Family Law Attorney Lisa McDevitt: House of Delegates Measure Would Raise Minimum Child Support Obligations
Fairfax, VA (Law Firm Newswire) February 6, 2014 – A new bill in Virginia would institute a new, costlier child-support payment schedule.
The new year could see a significant increase in Virginia’s child-support payment guidelines if a bill, introduced January 8 in the House of Delegates, becomes law. The measure has some policy advocates grousing that unmerited costs will be imposed upon non-custodial parents if it is enacted.
The bill, HR 933, was crafted based on recommendations from the Child Support Guidelines Review Panel and would raise the basic child-support obligations of non-custodial parents. The amounts mandated by its new schedule would then be adjusted by statutory additions to arrive at the total obligation a non-custodial parent would face.
However, should the obligated parent’s income be equal to or less that 150 percent of the federal poverty level — as spelled out by the federal Department of Health and Human Services — then a court, at its discretion, may determine that the child-support obligation can fall below the statutory minimum, as long as that amount does not seriously impair the custodial parent’s ability to provide minimal adequate housing and other basic necessities for a child.
“The room for flexibility within the measure reflects the reality in Virginia that every child-support case has its own potential for mitigating factors,” said Lisa McDevitt, an attorney in Vienna and Fairfax who specializes in family law and divorce cases. “Each case is unique.”
Some conservative policy advocates assert that the costlier child-support schedule could spur many financially burdened non-custodial parents to decide not to pay. And a major sticking point for many is that the increased child-support schedule is accompanied by no financial offset for non-custodial parents for the $1,000 per child refundable tax credit, the personal exemption from tax attributable to a child and the earned-income tax credit that custodial parents may claim.
According to McDevitt, a skilled lawyer is necessary to determine what expenses are covered under Virginia law, regardless of whether this bill eventually becomes law. “A monetary value for all legitimate costs under the law that the custodial parent incurs must be carefully calculated in order to ensure the well-being of a child at the center of a divorce or separation,” McDevitt said.
Lisa Lane McDevitt
2155 Bonaventure Drive
Vienna, VA 22181
Toll Free: 866-602-7850

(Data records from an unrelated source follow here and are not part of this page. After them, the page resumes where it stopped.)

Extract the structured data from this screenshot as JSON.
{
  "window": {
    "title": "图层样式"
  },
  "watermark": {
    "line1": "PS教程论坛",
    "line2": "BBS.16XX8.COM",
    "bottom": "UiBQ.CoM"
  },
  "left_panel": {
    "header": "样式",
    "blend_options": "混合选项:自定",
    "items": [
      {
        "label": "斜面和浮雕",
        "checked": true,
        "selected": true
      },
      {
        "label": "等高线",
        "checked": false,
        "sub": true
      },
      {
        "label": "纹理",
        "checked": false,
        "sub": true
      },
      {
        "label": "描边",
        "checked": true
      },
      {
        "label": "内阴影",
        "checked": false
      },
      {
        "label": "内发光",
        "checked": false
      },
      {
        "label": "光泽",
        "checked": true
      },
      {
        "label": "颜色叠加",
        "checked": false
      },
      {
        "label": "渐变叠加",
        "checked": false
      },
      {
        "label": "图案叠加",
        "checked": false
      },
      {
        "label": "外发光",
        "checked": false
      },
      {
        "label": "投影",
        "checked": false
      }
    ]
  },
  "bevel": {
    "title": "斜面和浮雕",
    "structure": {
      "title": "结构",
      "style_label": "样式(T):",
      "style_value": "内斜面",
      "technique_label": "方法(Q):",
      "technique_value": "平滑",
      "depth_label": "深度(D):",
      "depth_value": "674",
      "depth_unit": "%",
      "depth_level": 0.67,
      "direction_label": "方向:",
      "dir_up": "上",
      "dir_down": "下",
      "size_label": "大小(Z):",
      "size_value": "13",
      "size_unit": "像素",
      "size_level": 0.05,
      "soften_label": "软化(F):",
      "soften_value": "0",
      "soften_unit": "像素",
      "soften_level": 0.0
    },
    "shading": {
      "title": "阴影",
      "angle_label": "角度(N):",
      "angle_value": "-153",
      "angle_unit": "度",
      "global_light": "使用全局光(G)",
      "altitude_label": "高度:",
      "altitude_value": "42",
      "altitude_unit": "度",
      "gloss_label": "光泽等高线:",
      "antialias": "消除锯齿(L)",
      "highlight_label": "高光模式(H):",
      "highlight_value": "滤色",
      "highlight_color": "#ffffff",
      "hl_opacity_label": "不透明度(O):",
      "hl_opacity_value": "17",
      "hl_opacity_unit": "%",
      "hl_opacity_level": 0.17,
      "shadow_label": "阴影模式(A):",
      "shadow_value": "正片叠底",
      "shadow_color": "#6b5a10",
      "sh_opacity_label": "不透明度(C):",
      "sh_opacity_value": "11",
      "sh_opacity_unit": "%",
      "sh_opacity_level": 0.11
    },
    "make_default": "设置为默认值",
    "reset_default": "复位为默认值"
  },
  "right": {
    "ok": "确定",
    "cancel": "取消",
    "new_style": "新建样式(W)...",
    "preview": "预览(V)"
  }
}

- Disregard their ambiguous names: living wills and powers of attorney are clearly key documents
Legal terminology can sometimes seem confusing, even misleading, to the layman. The names of some legal documents can suggest one meaning while actually operating as something else. Within estate planning law, for example, living wills and powers of attorney are two well-known but often misunderstood staples. A living will is not actually a will at [...]
- Never-married parents face extra steps when establishing child custody
In Virginia, unmarried parents have the same rights and responsibilities to their children as married couples do. However, parents who were never married may face some additional steps when they establish child custody after a breakup. Paternity frequently complicates the process of determining custody in cases where the parents were never married. If either party [...]
- Varied approaches to divorce offer couples different structures and tones
Adversarial divorce is perhaps the most visible type of divorce in pop culture. With this approach, both parties hire a divorce lawyer to hash out the divorce in court. This is a lengthy process that can lead to fighting over every detail of the settlement. The adversarial approach usually leads to a trial in court. [...]
- Proper estate planning includes tracking a will’s location
A properly executed will is always high on the list of essential documents in sound estate planning. The decision to write a will is fundamentally important, but so are the choices made in storing the paper document once it has been produced. Somewhat surprisingly, it has been estimated that only 30 percent to 50 percent [...]
- Women Have Usually Trumped Men in Child Custody, But More Men May Win custody Cases
In divorce cases, child custody and child support (its possible financial corollary) have, traditionally, been skewed heavily in the mother’s favor. But changing legal doctrines, social mores and economic factors have been changing the balance. Statistics from recent decades show that women were consistently awarded custody of children from 1993 through 2007 — 83 percent [...]
- Watching for deception: Bitcoin may be used to conceal assets in divorce
Increasingly, divorcing spouses who wish to conceal their assets are turning to electronic currencies like Bitcoin. Bitcoin is the most popular of a host of computer-generated currencies that are used to buy all manner of goods and services. It rivals cash in terms of its anonymity and surpasses it in its ease of transfer and [...]